      Meds and condoms is really all you need. Statistically, HSV2 is so widespread because 80-90% of  people who have it are unaware that they have it, and so they don't take all recommended precautions (including using condoms). Oddly enough, if you were to replace your HSV2+ girlfriend (aware of HSV status, using condoms, using suppressive meds) with the average American woman (unaware of HSV status, but 25% risk, which is average - and using condoms at all times, since presumably you could insist on it), you would actually NOT reduce your risk of HSV2. The statistical risk would be approximately the same for both theoretical girlfriends (about 0.7% per year assuming sex 2x per week). That is a bit simplistic, because maybe you could decide to date only women who are verified virgins (essentially no risk), or maybe "below average risk" in some way (younger than average, fewer prior partners than average, etc.), or you could have all prospective girlfriends IgG blood tested for HSV as a condition to dating them (or having sex with them), which would reduce the risk significantly (especially if you confirmed the paperwork), but not completely (since antibodies take some time to develop). At some point, beyond-standard precautions become inconvenient and not worth the hassle (or risk of being perceived as paranoid). The risk isn't zero, and probably would never be zero, short of taking extreme measures. Efforts to reduce risk beyond standard practices, which already reduce risk to relatively low levels, are naturally subject to the law of diminishing returns. Accepting some level of risk is (unfortunately) part of the deal in most reasonable endeavors. Also, there is statistically a greater likelihood of two people passing HPV between them one way or the other, than HSV2 (assuming all recommended precautions are being taken). Of course, you could get the HPV vaccine (everyone should!). But the vaccine only covers 10-15% of the types of HPV that are out there. And tests for HPV are imperfect, and generally not available for males. And HPV (some types) can cause cancer (cervical, penile, and throat - maybe others). So, keep that in mind as well. And then, of course, there are all the other risks . . . Best not to be paranoid though . . .

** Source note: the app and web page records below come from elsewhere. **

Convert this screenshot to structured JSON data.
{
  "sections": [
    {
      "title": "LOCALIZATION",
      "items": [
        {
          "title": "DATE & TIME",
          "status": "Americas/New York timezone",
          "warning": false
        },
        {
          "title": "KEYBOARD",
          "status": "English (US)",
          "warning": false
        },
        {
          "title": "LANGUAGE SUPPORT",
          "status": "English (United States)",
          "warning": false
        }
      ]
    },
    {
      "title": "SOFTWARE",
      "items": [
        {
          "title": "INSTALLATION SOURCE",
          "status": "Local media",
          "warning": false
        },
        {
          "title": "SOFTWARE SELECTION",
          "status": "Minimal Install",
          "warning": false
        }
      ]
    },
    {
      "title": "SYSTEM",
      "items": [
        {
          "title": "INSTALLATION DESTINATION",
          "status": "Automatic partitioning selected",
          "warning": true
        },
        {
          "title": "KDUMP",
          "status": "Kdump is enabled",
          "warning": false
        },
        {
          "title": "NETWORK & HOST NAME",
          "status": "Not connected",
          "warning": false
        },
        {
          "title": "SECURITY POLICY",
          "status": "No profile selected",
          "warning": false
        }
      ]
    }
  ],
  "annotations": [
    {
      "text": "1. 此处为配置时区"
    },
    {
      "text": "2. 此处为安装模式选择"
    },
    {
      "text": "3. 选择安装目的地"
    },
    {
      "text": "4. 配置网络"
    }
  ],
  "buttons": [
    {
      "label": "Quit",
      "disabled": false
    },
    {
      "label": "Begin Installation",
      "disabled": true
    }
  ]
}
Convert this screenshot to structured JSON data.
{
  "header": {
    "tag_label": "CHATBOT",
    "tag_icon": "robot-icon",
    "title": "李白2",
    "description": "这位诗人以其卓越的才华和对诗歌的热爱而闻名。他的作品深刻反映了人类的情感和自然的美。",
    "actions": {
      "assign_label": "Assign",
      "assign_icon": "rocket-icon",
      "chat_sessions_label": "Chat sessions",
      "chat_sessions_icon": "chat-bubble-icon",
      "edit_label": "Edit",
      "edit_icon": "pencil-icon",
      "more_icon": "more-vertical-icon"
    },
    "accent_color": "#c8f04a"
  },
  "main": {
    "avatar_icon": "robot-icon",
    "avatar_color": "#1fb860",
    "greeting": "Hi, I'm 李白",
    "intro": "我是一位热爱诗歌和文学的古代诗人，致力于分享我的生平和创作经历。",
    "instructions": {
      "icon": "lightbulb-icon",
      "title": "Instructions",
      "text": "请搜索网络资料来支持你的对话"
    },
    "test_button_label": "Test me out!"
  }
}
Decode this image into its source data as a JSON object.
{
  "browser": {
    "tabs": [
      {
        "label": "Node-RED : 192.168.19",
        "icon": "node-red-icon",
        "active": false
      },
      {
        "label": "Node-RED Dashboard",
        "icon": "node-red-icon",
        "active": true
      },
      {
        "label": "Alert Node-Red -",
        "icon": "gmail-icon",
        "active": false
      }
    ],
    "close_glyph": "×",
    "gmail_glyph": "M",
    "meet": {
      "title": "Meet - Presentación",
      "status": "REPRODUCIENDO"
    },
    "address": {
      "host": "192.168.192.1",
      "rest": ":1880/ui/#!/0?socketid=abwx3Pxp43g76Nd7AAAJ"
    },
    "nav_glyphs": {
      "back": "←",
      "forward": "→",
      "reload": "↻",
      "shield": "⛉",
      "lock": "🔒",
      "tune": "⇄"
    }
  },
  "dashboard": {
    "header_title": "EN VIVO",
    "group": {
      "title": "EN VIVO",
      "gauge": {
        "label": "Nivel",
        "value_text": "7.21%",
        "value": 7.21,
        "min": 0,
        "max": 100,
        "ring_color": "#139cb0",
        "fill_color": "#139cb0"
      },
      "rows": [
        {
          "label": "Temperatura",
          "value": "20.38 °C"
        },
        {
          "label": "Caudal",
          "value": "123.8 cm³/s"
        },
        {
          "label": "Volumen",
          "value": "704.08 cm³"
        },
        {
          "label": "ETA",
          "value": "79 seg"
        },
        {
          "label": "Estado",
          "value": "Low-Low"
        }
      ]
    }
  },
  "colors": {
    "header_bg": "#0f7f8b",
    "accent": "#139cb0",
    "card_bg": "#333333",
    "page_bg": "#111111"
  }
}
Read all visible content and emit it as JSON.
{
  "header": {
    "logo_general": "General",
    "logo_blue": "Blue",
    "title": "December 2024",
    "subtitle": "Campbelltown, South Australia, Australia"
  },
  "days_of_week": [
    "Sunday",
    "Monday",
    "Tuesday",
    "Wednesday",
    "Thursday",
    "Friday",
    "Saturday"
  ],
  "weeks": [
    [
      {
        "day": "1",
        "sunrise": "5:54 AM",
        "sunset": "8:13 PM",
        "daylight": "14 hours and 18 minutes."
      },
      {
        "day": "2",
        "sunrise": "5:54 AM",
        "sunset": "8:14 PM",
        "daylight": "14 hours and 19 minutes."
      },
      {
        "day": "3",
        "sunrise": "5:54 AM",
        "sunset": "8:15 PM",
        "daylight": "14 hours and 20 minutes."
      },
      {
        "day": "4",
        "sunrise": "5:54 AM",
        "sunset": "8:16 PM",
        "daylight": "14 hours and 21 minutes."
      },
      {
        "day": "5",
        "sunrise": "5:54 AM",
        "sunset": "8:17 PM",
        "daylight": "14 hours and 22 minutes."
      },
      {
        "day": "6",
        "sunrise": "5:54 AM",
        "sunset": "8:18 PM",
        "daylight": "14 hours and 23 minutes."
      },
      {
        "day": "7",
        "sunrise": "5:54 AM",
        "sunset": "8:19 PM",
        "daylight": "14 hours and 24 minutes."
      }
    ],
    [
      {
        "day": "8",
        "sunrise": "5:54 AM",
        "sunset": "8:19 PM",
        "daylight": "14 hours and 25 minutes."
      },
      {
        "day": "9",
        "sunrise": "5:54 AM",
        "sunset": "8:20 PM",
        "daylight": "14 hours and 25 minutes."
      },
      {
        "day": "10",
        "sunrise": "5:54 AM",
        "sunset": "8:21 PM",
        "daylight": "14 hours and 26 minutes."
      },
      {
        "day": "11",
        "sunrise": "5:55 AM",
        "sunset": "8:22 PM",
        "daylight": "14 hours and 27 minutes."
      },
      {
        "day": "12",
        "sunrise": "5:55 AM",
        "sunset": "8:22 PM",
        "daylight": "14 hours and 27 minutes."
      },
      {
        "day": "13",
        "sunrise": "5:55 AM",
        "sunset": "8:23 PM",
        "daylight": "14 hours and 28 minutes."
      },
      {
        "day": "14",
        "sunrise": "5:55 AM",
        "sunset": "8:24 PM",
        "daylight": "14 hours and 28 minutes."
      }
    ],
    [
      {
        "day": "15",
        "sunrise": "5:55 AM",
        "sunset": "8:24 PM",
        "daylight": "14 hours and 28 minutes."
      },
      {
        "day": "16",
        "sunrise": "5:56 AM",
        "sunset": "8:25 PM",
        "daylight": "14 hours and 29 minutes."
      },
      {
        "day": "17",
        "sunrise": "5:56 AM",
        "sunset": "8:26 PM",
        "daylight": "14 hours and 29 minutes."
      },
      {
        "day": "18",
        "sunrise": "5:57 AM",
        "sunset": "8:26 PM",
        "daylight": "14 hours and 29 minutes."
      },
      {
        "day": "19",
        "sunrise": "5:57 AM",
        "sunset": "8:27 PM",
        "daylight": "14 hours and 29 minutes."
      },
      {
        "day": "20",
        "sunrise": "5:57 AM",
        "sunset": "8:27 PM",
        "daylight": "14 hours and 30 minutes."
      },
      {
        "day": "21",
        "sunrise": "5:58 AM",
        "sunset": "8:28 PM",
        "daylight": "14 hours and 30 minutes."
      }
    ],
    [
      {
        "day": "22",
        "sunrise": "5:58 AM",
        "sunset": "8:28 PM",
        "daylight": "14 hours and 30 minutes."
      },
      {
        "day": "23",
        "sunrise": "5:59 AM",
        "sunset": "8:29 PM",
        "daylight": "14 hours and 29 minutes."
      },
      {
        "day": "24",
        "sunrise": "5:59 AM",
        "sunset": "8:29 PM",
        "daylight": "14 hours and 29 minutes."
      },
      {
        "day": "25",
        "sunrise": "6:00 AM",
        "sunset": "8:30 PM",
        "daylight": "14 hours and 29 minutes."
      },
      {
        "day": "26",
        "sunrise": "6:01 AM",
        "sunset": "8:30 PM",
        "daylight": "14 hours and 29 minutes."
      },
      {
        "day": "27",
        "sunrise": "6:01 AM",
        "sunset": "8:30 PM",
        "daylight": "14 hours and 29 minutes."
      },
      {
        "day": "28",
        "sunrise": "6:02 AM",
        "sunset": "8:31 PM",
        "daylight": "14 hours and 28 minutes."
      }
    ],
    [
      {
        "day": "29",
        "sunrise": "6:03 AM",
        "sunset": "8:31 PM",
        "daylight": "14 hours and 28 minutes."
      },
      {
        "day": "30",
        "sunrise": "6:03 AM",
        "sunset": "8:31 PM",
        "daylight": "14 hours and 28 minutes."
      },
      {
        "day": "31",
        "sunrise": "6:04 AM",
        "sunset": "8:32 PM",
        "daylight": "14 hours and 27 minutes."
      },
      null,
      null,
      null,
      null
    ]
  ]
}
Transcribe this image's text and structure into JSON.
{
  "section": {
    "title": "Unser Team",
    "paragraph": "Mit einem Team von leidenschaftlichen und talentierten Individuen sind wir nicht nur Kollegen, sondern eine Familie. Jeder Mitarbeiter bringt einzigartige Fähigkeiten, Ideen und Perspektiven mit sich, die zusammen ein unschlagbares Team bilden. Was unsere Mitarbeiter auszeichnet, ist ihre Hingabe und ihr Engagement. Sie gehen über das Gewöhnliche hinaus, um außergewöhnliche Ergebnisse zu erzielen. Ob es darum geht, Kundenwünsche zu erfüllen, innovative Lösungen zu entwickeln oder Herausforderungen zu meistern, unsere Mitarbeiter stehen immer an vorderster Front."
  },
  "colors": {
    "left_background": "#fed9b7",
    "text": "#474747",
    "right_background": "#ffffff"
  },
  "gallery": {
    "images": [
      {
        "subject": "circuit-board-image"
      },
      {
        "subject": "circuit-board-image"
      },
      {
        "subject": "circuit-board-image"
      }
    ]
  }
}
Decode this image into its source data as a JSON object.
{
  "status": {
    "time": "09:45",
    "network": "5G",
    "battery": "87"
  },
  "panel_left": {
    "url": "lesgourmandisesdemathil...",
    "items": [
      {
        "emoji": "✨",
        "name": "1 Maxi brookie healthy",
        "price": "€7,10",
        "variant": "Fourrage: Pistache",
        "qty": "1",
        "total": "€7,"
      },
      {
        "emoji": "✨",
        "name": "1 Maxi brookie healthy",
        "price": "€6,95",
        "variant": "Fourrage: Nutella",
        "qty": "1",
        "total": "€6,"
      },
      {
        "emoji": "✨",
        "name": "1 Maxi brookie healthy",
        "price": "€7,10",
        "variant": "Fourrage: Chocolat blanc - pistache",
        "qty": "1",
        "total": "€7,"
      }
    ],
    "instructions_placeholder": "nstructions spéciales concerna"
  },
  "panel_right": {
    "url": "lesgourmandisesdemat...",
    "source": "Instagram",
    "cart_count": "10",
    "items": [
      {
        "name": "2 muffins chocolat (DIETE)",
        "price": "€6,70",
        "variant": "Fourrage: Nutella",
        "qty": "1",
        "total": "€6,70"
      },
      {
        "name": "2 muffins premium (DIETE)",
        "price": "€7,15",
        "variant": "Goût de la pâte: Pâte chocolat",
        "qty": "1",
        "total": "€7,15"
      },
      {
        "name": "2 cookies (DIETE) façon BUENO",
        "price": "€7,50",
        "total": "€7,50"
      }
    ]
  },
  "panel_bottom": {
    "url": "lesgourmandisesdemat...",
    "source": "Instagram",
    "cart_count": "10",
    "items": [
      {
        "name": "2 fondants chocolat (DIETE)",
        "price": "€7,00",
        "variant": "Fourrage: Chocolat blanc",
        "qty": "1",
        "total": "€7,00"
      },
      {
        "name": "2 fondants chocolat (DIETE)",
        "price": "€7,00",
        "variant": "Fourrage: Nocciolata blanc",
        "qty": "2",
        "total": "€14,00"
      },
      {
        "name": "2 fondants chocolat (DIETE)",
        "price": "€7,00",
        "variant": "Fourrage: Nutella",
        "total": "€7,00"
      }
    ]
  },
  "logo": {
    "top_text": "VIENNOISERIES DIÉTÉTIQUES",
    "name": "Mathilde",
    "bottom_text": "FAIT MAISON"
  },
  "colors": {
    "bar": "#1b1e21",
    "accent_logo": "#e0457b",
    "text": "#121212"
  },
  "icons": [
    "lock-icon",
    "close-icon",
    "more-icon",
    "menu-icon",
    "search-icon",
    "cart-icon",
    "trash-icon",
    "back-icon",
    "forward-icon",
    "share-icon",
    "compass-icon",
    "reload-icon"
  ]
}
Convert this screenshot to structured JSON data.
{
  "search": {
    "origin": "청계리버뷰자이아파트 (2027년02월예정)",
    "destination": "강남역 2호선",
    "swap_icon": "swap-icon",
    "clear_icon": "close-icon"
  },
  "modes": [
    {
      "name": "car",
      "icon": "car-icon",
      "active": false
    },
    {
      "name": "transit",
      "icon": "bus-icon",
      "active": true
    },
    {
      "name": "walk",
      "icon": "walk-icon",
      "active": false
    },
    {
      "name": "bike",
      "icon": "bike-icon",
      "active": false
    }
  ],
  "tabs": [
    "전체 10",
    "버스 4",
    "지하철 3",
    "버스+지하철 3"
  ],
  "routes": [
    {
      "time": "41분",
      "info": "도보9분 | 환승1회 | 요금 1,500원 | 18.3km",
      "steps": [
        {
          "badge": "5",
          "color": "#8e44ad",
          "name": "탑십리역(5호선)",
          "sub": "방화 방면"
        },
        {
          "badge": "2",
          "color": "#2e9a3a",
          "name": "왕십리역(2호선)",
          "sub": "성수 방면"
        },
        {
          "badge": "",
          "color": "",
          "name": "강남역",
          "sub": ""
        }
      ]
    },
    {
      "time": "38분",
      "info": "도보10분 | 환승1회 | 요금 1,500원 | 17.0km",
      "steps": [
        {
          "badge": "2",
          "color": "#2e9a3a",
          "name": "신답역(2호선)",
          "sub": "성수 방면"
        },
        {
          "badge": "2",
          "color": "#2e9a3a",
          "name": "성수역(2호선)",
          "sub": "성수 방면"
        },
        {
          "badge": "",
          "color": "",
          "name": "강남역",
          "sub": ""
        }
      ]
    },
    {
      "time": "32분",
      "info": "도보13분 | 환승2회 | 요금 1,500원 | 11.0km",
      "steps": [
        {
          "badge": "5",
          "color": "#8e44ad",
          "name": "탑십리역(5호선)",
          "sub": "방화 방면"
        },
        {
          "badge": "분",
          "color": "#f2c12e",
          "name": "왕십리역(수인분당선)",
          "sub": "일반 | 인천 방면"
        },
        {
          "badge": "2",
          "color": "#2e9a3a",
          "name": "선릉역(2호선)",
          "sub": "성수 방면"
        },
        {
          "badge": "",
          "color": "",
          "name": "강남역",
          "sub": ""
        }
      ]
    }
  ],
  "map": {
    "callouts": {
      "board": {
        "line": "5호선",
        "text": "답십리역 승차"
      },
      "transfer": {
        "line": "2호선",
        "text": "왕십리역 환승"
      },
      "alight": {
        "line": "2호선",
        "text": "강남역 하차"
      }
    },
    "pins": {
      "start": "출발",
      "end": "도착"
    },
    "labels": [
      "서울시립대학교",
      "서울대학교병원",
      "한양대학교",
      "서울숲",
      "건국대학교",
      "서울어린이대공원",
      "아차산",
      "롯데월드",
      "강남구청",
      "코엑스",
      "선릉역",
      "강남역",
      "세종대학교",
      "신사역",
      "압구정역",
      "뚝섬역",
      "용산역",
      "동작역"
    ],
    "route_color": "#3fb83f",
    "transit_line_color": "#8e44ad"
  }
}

    • WilsoInAus
      That’s correct. HIV is a distinct virus. No virus morphs into another one.
    • WilsoInAus
      Hey @thebrightsidegirl I hope you’re going ok, I’ve read your posts and will see if I can draw some threads. I see that you have genital HSV-1 and your partner has oral HSV-1. I’m not sure if he has tested but given it’s somcommon there’s no reason to disbelieve that’s what he has. This is the best concirdant scenario you can hope for in a sexual relationship. You both already have the virus and your immune systems are established and your experience with herpes is your own. You cannot induce an outbreak in each other by virtue your own HSV-1 and transmission to a new location on your partner is too small to worry about. If HSV-2 is present, then it needs to be brought to the relationship. It’s not at all likely you have it given you were infected genitally with HSV-1.  I suggest these symptoms are very unlikely to be related to herpes at all. If they are, then it’s far more likely to be a recurrent outbreak issue with your HSV-1 as opposed to an initial infection with HSV-2. 
    • hopeing
      Ozone is basically toxic to humans at high levels. Its probably as likely to kill your cells as the virus. Add to that the virus is not in the blood and I'd say this 'treatment' is probably totally ineffective and if it does include high levels of real ozone likely dangerous. https://en.wikipedia.org/wiki/Ozone_therapy
    • thebrightsidegirl
      Hey Wilson , do you kids answering this , i was kind of worried too ? 
×
×
  • Create New...

Important Information

We have placed cookies on your device to help make this website better. You can adjust your cookie settings, otherwise we'll assume you're okay to continue.